The Evolution of cavalry
The portrayal of “Persian cavalry” was totally wrong in the movie with respect to weapons, equestrian gear and uniforms. Superficially, these resembled more the Arab horsemen seen during the Arabo-Islamic conquests over a thousand years after the Battle of Thermopylae and bore little resemblance to either the Iranian cavalry of the Achaemenid era (559-333 BC), or the armored knights of the later Parthian and Sassanian eras of Persia (238 BC – 651 AD). Below is a reconstruction of Iranian heavy cavalry of the Achaemenid period.

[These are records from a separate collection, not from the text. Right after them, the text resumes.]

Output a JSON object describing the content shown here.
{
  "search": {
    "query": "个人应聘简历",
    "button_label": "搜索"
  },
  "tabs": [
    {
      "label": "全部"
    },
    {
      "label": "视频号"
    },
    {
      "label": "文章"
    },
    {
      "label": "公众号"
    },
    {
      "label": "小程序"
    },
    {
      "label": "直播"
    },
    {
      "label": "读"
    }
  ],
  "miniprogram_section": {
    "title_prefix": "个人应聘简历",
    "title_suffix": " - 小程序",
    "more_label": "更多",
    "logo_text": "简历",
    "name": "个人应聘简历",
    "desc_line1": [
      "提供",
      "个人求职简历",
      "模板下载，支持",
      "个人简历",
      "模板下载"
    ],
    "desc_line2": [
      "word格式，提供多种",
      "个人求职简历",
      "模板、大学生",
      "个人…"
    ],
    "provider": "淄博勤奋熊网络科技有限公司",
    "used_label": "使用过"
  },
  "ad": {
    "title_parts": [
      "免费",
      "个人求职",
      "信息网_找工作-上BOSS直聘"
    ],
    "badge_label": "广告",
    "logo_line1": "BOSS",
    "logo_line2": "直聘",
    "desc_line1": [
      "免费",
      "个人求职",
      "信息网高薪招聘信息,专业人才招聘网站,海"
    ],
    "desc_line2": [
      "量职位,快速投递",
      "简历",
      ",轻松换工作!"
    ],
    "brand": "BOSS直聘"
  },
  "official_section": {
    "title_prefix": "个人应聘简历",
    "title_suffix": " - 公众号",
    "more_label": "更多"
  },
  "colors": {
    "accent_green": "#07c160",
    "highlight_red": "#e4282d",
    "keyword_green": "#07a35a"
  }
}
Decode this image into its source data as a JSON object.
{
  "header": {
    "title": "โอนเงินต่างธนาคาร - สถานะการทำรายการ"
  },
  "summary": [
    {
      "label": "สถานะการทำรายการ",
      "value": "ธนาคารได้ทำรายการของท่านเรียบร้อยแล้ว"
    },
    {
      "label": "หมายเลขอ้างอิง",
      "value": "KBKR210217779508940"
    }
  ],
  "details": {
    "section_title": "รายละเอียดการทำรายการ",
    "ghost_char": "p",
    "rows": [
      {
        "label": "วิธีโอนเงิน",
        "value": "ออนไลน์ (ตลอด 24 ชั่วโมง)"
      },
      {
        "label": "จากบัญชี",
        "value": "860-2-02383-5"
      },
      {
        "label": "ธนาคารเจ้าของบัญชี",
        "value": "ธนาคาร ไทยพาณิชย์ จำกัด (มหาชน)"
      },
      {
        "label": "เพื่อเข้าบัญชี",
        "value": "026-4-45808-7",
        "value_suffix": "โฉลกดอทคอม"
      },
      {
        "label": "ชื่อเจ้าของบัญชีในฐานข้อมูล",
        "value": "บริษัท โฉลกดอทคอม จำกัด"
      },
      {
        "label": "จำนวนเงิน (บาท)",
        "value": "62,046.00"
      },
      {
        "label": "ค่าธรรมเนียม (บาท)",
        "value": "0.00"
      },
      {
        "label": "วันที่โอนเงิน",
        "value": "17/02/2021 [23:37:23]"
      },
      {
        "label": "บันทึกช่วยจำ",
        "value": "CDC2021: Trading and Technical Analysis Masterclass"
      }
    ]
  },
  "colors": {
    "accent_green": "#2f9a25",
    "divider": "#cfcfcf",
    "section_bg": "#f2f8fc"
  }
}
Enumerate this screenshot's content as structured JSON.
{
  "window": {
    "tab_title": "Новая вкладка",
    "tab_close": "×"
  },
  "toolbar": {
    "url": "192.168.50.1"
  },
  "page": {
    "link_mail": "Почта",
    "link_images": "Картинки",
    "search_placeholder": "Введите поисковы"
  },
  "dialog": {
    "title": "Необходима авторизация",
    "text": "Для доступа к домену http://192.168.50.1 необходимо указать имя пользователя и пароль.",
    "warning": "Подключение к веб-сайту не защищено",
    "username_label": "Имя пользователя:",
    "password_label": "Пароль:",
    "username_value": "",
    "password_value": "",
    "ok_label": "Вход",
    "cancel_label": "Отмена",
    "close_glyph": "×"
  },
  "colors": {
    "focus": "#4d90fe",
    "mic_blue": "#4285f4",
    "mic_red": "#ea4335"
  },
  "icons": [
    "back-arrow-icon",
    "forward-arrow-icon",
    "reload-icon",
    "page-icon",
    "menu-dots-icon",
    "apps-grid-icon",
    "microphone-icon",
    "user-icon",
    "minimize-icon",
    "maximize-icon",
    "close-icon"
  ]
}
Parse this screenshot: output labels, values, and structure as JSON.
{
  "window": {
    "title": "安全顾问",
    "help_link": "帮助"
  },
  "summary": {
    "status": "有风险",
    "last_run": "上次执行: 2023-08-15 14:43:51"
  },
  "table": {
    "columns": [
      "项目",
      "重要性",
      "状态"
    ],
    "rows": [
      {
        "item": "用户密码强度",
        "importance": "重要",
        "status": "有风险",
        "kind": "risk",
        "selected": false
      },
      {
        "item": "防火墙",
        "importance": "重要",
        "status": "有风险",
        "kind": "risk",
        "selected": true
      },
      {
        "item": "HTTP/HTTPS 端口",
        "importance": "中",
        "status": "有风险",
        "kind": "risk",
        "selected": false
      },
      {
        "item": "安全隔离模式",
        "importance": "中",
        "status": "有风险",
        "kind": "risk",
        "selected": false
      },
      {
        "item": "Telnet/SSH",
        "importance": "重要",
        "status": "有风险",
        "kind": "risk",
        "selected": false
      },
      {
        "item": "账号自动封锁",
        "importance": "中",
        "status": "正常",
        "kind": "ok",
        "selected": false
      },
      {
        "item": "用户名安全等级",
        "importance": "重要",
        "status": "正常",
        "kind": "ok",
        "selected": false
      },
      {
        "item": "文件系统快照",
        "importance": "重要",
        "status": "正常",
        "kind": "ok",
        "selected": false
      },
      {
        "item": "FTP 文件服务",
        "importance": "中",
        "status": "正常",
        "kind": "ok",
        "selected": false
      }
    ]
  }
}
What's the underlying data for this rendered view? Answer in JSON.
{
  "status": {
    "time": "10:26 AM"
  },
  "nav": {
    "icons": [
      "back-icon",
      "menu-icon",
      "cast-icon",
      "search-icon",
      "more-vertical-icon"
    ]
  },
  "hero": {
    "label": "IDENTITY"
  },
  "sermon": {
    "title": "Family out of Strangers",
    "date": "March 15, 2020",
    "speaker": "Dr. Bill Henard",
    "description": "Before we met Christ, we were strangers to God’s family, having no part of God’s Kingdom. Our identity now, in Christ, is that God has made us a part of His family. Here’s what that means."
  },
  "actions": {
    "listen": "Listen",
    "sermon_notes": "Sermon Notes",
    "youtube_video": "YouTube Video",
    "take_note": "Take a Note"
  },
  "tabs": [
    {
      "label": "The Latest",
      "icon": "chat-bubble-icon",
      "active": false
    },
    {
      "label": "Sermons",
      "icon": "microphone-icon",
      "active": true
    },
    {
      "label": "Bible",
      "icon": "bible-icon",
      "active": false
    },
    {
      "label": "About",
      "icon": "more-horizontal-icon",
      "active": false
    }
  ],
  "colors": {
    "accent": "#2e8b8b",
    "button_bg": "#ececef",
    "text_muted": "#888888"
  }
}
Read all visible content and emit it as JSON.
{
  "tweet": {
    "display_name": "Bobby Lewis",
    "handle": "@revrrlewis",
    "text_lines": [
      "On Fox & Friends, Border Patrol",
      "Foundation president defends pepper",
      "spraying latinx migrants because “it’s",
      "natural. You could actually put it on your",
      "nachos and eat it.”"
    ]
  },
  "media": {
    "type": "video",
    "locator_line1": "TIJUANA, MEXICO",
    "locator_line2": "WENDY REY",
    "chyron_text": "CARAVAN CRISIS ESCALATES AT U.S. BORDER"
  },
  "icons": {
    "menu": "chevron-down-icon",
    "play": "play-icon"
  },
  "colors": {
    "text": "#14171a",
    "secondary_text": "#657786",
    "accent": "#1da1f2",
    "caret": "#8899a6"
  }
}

Despite their formidable armor, Achaemenid cavalry had yet to solve the problem of rider stability, especially against well-trained, heavily armored, lance/spear wielding infantry fighting in phalanxes (see Farrokh, Shadows in the Desert, 2007, Chapters 4-5). This is mainly because the Iranians had not yet invented saddle technology advanced enough to keep the rider stable enough as he fought on horseback. As a result, Iranian cavalry during the Achaemenid period was vulnerable to unseating by Greek heavy infantry, a fact that was duly observed by Xenophon in the early 400s BC.
Nevertheless, Iranian cavalry continued to evolve, even after the Alexandrian conquests of the Persian Empire. It was the cavalry which had posed the greatest challenge to the Greeks during their conquests of Persia, and the Greeks were duly impressed by them. Xenophon warned about the dangers of the Iranian cavalry, a prophecy which was to prove true with the rise of the Parthians and the Sassanians. It was these new Persian knights who finally defeated the Seleucid successors of Alexander and who scored dramatic victories against Marcus Lucinius Crassus at Carrhae (53 BC), and against Roman Emperors Severus Alexander (Ctesiphon in 233 AD), Gordian III (Mesiche in 244 AD), Phillip the Arab (Barbalissos in 253 AD), Valerian (Carrhae-Edessa in 260 AD), and Julian (inside Persia in 363 AD). By the 5th century AD, the Turks had arrived from the North of China into Central Asia and Europe, and were influencing the Iranians and the Romans: the Turks were probably the first to invent stirrups.
Very few are aware of the positive references to the military skill of the later Persian knights. One example is Libianus who, referring to the Sassanian knights, notes that Roman troops “prefer to suffer any fate rather than look a Persian in the face”